Let’s be honest. There is a lot wrong with the Bible Belt. A lot of confusion, a lot of self-righteousness, a lot of mess. Flannery O’Connor was right in saying that the South is haunted by Christ–His name is easy to find, but His essence not so much. We’re gonna talk about a lot of that.
But there is also a lot of good, and we’re gonna talk about that too.
I thought it would be remiss to start a blog like this without first acknowledging my deep and lasting gratitude for what the Lord has done in and through the Bible Belt.
Can I share with you a quote that stops my breath every time I read it?
“I want to tell you a growing conviction with me, and that is that as we obey the leading of the Spirit of God, we enable God to answer the prayers of other people. I mean that our lives, my life, is the answer to someone’s prayer, prayed perhaps centuries ago.”
Our lives, my life, might be the answer to someone’s persistent prayer from centuries ago?
Let’s not take it back that far yet. That makes my head hurt.
I think about my Mema. My mom’s mom, my next-door neighbor growing up, my babysitter, my neighborhood & family haven Mema. She is, without a doubt, one of my favorite people on God’s green earth. (She’d be one of your favorites too if you met her.)
Her parents were unable to properly care for her when she was young, so she was moved from Georgia and raised by family members right down the street from the sprawling hilltop ranch she has lived in the rest of her life. A young teenage girl met a hard-working young teenage boy and the rest was history.
Like any orphan, she had no easy life. She and my late Grandaddy started a family and tried to figure out how to do life. Part of that, years later through the Lord’s pursuit, included her and my mother deciding that a young boy should be raised in church, which started a chain reaction in our family.
I see her sitting there in her house on one of the many nights I stayed with her, rocking my little blonde-haired self to sleep beside the fireplace, praying over me. “Lord, make him yours. Make him yours. Use him. Help us pass down grace and not generational pain.”
And that. Straight up. Gives me chills.
Especially this–who prayed for her?
Fast forward 15 years, and I am in high school. I’m leading in my youth group, Bible studies at school, and sensing a call to be in ministry. I’m also growing in cynicism about all things southern and religious. I’m beginning to scoff at old hymns in favor of Chris Tomlin (remember him?). I’m thinking church should be cool, hip and relevant.
And then one night after dinner I’m standing there in the living room holding my little sister. My dad’s laying on the couch and suddenly he starts shaking like he’s having an earthquake inside himself. He flips off the couch, lands hard, and breaks a couple vertebrae in his back before continuing to seize.
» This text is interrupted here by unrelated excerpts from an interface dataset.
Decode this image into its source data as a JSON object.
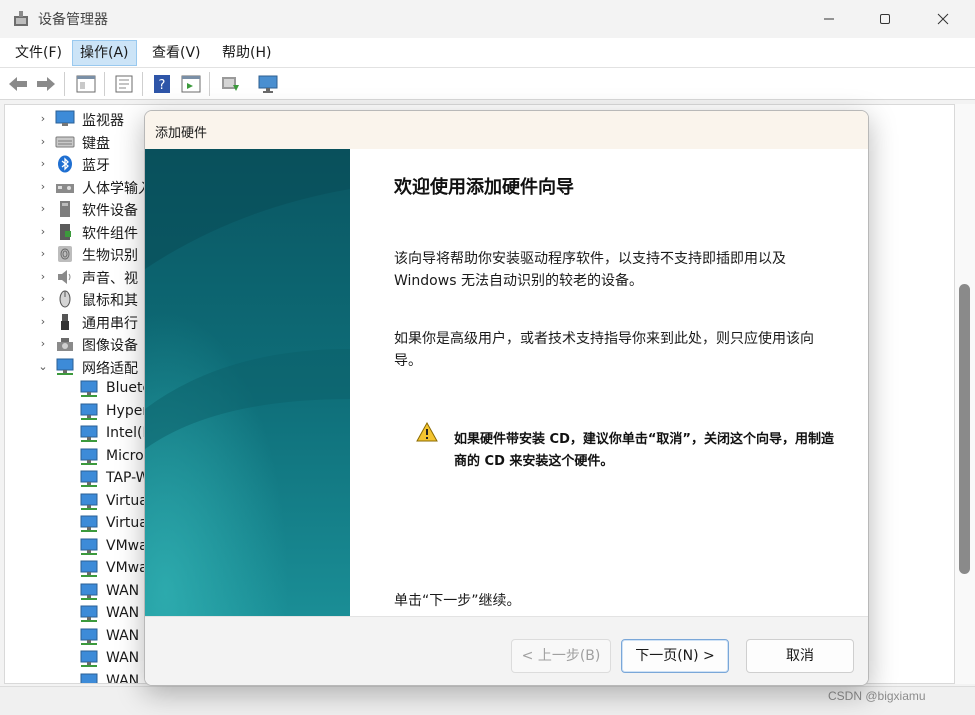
{
  "window": {
    "title": "设备管理器",
    "controls": {
      "minimize": "minimize-icon",
      "maximize": "maximize-icon",
      "close": "close-icon"
    }
  },
  "menu": {
    "items": [
      {
        "label": "文件(F)"
      },
      {
        "label": "操作(A)",
        "active": true
      },
      {
        "label": "查看(V)"
      },
      {
        "label": "帮助(H)"
      }
    ]
  },
  "toolbar": {
    "icons": [
      "back-arrow-icon",
      "forward-arrow-icon",
      "properties-icon",
      "scan-icon",
      "help-icon",
      "show-hidden-icon",
      "update-driver-icon",
      "monitor-icon"
    ]
  },
  "tree": {
    "items": [
      {
        "label": "监视器",
        "expanded": false,
        "icon": "monitor-icon"
      },
      {
        "label": "键盘",
        "expanded": false,
        "icon": "keyboard-icon"
      },
      {
        "label": "蓝牙",
        "expanded": false,
        "icon": "bluetooth-icon"
      },
      {
        "label": "人体学输入",
        "expanded": false,
        "icon": "hid-icon"
      },
      {
        "label": "软件设备",
        "expanded": false,
        "icon": "software-device-icon"
      },
      {
        "label": "软件组件",
        "expanded": false,
        "icon": "software-component-icon"
      },
      {
        "label": "生物识别",
        "expanded": false,
        "icon": "fingerprint-icon"
      },
      {
        "label": "声音、视",
        "expanded": false,
        "icon": "speaker-icon"
      },
      {
        "label": "鼠标和其",
        "expanded": false,
        "icon": "mouse-icon"
      },
      {
        "label": "通用串行",
        "expanded": false,
        "icon": "usb-icon"
      },
      {
        "label": "图像设备",
        "expanded": false,
        "icon": "camera-icon"
      },
      {
        "label": "网络适配",
        "expanded": true,
        "icon": "network-adapter-icon"
      }
    ],
    "children": [
      {
        "label": "Bluetoo"
      },
      {
        "label": "Hyper-"
      },
      {
        "label": "Intel(R"
      },
      {
        "label": "Micros"
      },
      {
        "label": "TAP-W"
      },
      {
        "label": "Virtua"
      },
      {
        "label": "Virtua"
      },
      {
        "label": "VMwa"
      },
      {
        "label": "VMwa"
      },
      {
        "label": "WAN"
      },
      {
        "label": "WAN"
      },
      {
        "label": "WAN"
      },
      {
        "label": "WAN"
      },
      {
        "label": "WAN"
      }
    ]
  },
  "dialog": {
    "title": "添加硬件",
    "heading": "欢迎使用添加硬件向导",
    "para1": "该向导将帮助你安装驱动程序软件，以支持不支持即插即用以及 Windows 无法自动识别的较老的设备。",
    "para2": "如果你是高级用户，或者技术支持指导你来到此处，则只应使用该向导。",
    "warning": "如果硬件带安装 CD，建议你单击“取消”，关闭这个向导，用制造商的 CD 来安装这个硬件。",
    "continue_hint": "单击“下一步”继续。",
    "buttons": {
      "back": "< 上一步(B)",
      "next": "下一页(N) >",
      "cancel": "取消"
    },
    "warning_icon": "warning-icon"
  },
  "watermark": "CSDN @bigxiamu",
  "colors": {
    "accent": "#0078d4",
    "side_panel_top": "#0b5e69",
    "side_panel_bottom": "#1a8d95",
    "selected_menu": "#cce4f7"
  }
}
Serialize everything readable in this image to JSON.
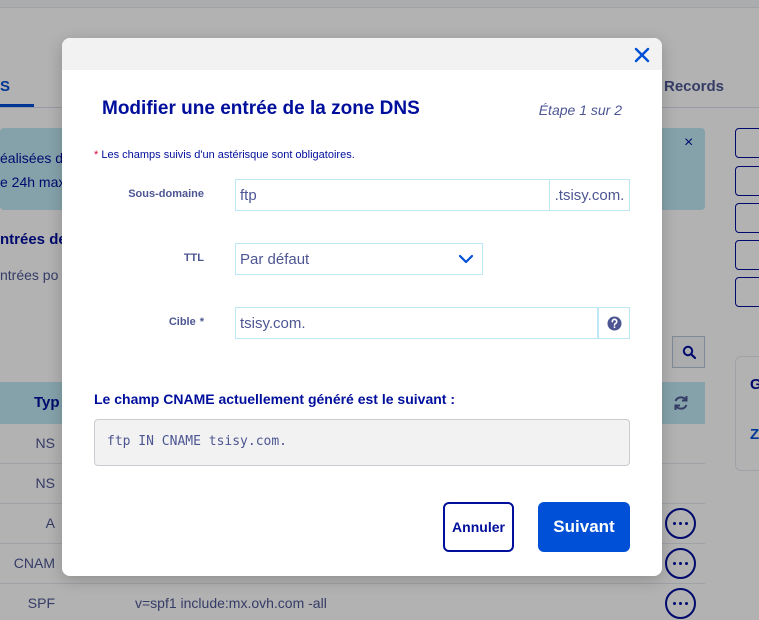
{
  "background": {
    "tab_left": "S",
    "tab_right": "Records",
    "info_line_1": "éalisées da",
    "info_line_2": "e 24h max",
    "info_close": "×",
    "section_title": "ntrées de",
    "section_subtitle": "ntrées po",
    "panel_letter_1": "G",
    "panel_letter_2": "Z",
    "table_header_type": "Typ",
    "rows": [
      {
        "type": "NS",
        "value": ""
      },
      {
        "type": "NS",
        "value": ""
      },
      {
        "type": "A",
        "value": ""
      },
      {
        "type": "CNAM",
        "value": ""
      },
      {
        "type": "SPF",
        "value": "v=spf1 include:mx.ovh.com -all"
      }
    ]
  },
  "modal": {
    "title": "Modifier une entrée de la zone DNS",
    "step": "Étape 1 sur 2",
    "required_star": "*",
    "required_note": "Les champs suivis d'un astérisque sont obligatoires.",
    "subdomain": {
      "label": "Sous-domaine",
      "value": "ftp",
      "suffix": ".tsisy.com."
    },
    "ttl": {
      "label": "TTL",
      "selected": "Par défaut"
    },
    "target": {
      "label": "Cible",
      "star": "*",
      "value": "tsisy.com."
    },
    "cname_title": "Le champ CNAME actuellement généré est le suivant :",
    "cname_value": "ftp IN CNAME tsisy.com.",
    "cancel_label": "Annuler",
    "next_label": "Suivant"
  },
  "colors": {
    "primary": "#000e9c",
    "accent": "#0050d7",
    "info_bg": "#bfe8f5",
    "required_star": "#d3003b"
  },
  "icons": [
    "close-icon",
    "chevron-down-icon",
    "help-icon",
    "search-icon",
    "refresh-icon",
    "more-options-icon"
  ]
}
I call the ambulance and for a while think he’s gonna die. I pace in the yard, waiting for them to show up, and would you guess what rises up from my terrified soul to my lips?
What have I to dread, what have I to fear,
Leaning on the everlasting arms?
I have blessed peace with my Lord so near,
Leaning on the everlasting arms.
Leaning, leaning, Safe and secure from all alarms;
Leaning, leaning, leaning on the everlasting arms.
“Don’t bite the hand that feeds you,” the old saying goes.
There are, within these invisible walls of the South, hordes of young, culturally-savvy, Jesus-loving Christians who scoff at some of the things that have come before, who shake their heads at denominational politics, who try to distance themselves from a lot of the less-than-desirable baggage from our religious past.
I know this because I am one of them.
And we are, all of us, very likely answers to prayers of faithful believers that were prayed generations ago.
That hand–imperfect may it be–it has fed.
And for that, I am eternally grateful. Genuinely. Without a hint of twenty-something dripping sarcasm.
I’m grateful for old hymns that are still stuck deep in my soul. (Of course I have come full circle and now adore many of them.)
Though I would lead a church differently, I’m grateful for Sunday School.
(And don’t forget Discipleship Training and RA’s…)
I’m grateful for the people who poured into me and my family at our little country church.
I’m grateful for pastors David Shirley and Ray Longnecker who preached the Scriptures over me faithfully for years upon years.
I’m grateful for my youth pastor Jared Roper who fought like crazy to make kids with wandering souls love Jesus.
And most of all, I’m grateful for a God who answers the imperfect prayers of imperfect saints. Who passes down grace instead of generational pain, by no merit of our own.
Every generation has its idiosyncrasies and idols. Every generation has wanted something more than meeting the living God.
I have no doubt that my grandkids, Lord-willing that they exist and become Jesus-loving people, will think I’m an idiot at least in some regard. They will look back on the things I wrote and preached and led, and they’ll think, “Boy he sure missed the boat there…and there.”
And that’s okay.
That’s how it works, I think.
Make them yours. Use them. Pass down grace and not my messed up junk.
Make them yours. Please.
If you grew up in the Bible Belt and love Jesus–what or who are you thankful for?